(Adapted from Passionate Vegetarian by Crescent Dragonwagon)
Note: There are all kinds of variations that you can make with this cornbread. Over the next few months, I’ll show you some of them.
- 1 cup stone ground yellow cornmeal
- 1 cup unbleached white flour
- 1 tablespoon baking powder
- 1/4 teaspoon salt
- 1/4 teaspoon baking soda
- 1- 3 tablespoons sugar (the fresher the cornmeal, the less sugar you’ll need. I use 1 tbsp)
- 1 1/4 cup buttermilk (please use good buttermilk if you can get it, like Cruze Farm)
- 1 large egg
- 1/4 cup mild vegetable oil, such as corn, canola, or peanut
- 2 – 4 tablespoons butter
Preheat your oven to 375. You need to make sure your oven is good and hot if you want to get that crunchy crust that turns cornbread into a little slice of heaven. This page has a good description on how to calibrate your oven temperature – at the very least, make sure you know how much your oven is off so you know how to adjust the heat or timing of your baked dishes.

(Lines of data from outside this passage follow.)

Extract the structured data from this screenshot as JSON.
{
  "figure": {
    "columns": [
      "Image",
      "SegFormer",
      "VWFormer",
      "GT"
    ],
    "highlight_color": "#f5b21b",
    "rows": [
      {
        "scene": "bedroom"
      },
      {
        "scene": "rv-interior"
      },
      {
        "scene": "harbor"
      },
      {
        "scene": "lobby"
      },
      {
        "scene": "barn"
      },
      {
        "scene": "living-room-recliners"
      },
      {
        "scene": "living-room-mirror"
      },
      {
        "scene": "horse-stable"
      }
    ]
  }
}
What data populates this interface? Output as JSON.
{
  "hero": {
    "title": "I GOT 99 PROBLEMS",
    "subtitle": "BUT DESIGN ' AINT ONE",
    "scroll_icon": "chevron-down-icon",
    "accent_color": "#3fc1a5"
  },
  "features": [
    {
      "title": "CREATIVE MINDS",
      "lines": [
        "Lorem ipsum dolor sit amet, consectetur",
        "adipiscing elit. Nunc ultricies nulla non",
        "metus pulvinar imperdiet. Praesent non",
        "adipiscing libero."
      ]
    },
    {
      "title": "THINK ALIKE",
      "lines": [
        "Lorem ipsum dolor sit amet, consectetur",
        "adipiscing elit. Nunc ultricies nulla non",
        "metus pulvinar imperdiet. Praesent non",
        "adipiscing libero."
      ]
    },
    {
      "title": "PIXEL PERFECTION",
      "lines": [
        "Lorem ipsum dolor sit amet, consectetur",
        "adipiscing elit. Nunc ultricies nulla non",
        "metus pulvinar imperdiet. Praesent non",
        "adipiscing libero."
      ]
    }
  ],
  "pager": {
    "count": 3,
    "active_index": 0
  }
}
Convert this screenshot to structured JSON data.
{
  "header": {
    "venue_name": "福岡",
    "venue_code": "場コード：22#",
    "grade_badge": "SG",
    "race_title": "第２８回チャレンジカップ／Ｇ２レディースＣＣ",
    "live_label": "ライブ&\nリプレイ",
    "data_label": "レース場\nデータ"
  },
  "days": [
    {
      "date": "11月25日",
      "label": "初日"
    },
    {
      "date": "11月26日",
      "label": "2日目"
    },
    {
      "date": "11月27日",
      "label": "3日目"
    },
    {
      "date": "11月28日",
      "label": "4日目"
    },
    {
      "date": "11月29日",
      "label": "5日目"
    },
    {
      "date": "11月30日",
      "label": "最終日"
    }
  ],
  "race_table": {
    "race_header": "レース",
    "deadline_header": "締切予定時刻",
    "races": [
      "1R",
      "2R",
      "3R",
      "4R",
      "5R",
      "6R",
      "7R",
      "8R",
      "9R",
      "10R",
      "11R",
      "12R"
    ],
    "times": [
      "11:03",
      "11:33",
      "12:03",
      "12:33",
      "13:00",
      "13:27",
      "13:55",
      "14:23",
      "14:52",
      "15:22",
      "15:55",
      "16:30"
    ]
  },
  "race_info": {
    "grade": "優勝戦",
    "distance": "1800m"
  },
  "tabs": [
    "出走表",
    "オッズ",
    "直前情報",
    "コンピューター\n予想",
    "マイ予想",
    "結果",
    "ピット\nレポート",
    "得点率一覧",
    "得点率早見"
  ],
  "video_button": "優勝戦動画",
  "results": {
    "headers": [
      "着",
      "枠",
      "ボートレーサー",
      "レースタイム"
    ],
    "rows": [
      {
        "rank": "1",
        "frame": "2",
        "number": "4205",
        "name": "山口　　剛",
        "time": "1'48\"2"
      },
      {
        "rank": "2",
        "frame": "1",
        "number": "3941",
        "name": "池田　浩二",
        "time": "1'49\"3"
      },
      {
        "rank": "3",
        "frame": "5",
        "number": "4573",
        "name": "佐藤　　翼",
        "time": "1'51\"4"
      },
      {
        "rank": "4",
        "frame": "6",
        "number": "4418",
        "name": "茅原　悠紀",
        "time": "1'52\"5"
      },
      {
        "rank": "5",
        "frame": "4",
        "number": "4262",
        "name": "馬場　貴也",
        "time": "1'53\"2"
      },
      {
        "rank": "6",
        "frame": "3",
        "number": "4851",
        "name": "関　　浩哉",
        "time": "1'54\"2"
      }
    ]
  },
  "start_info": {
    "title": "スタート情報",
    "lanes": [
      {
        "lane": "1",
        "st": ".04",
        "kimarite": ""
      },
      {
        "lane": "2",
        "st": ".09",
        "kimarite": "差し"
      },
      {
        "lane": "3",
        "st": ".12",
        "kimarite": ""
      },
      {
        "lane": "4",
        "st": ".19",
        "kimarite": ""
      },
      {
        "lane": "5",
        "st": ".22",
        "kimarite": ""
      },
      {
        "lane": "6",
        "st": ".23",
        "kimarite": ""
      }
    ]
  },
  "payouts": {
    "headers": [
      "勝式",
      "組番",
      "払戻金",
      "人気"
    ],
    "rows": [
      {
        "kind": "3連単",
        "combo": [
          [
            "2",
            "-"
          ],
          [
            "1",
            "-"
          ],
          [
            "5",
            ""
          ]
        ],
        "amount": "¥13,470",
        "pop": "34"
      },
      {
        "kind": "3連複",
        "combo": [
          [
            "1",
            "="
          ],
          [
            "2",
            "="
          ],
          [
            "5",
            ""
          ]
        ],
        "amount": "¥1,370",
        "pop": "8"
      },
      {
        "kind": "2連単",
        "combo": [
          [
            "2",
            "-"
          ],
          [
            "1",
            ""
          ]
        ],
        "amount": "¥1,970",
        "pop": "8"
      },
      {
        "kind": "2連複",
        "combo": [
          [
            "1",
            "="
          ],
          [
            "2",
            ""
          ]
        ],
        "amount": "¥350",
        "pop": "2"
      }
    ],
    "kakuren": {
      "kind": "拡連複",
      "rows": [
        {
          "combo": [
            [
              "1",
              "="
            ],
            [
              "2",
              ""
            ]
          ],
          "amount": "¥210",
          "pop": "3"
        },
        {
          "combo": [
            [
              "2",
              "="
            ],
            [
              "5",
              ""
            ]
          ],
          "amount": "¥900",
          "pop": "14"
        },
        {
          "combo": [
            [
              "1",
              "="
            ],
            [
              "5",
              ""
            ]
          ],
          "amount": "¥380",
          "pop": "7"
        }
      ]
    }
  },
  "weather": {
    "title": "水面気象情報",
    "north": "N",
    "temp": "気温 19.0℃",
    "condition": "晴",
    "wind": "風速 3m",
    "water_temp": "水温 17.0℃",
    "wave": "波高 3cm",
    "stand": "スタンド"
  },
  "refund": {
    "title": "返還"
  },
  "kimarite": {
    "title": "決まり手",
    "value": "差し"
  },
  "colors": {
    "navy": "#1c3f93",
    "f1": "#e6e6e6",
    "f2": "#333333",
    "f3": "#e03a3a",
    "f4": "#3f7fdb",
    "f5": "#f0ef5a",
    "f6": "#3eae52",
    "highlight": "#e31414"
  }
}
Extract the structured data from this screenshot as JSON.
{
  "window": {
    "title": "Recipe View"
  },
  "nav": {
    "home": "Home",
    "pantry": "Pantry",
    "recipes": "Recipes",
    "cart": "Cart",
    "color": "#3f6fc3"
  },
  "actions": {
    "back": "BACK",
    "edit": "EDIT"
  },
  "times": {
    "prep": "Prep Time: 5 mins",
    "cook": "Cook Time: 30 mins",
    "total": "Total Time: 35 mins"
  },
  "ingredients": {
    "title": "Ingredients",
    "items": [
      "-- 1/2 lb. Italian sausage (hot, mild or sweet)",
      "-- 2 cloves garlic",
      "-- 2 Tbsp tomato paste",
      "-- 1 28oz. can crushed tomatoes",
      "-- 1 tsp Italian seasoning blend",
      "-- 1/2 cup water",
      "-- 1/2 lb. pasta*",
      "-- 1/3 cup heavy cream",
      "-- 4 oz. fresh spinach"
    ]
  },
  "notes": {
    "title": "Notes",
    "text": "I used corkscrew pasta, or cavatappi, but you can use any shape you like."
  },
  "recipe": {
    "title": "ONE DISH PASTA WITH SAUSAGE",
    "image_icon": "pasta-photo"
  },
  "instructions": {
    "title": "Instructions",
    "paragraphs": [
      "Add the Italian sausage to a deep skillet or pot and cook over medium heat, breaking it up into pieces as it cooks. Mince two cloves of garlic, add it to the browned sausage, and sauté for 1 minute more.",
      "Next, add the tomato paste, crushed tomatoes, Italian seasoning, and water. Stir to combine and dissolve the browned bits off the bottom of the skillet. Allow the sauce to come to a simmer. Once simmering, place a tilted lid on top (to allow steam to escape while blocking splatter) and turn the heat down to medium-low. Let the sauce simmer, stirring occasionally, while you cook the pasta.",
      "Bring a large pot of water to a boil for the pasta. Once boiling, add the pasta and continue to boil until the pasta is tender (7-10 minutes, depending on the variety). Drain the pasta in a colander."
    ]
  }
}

In a large bowl, combine all the dry ingredients (cornmeal through sugar) and stir well to combine them. If your baking soda or baking powder have any lumps, sift them (or break them up well with a spoon) before you measure them into the bowl.
In a smaller bowl, whisk together the buttermilk, egg and vegetable oil. Put your 10 1/4 inch cast iron skillet on the stove over medium heat and let it heat up for 2-3 minutes (or as long as it takes to get nice and hot). Add butter to the skillet and once it’s melted and bubbly, tilt it around to make sure the butter has spread all over the bottom of the pan and up onto the sides a bit.
Pour mixture into the skillet. You should hear it sizzle a little. Put this into the oven right away and bake 25-30 minutes or until the top is golden brown. Cut cornbread into wedges and serve warm.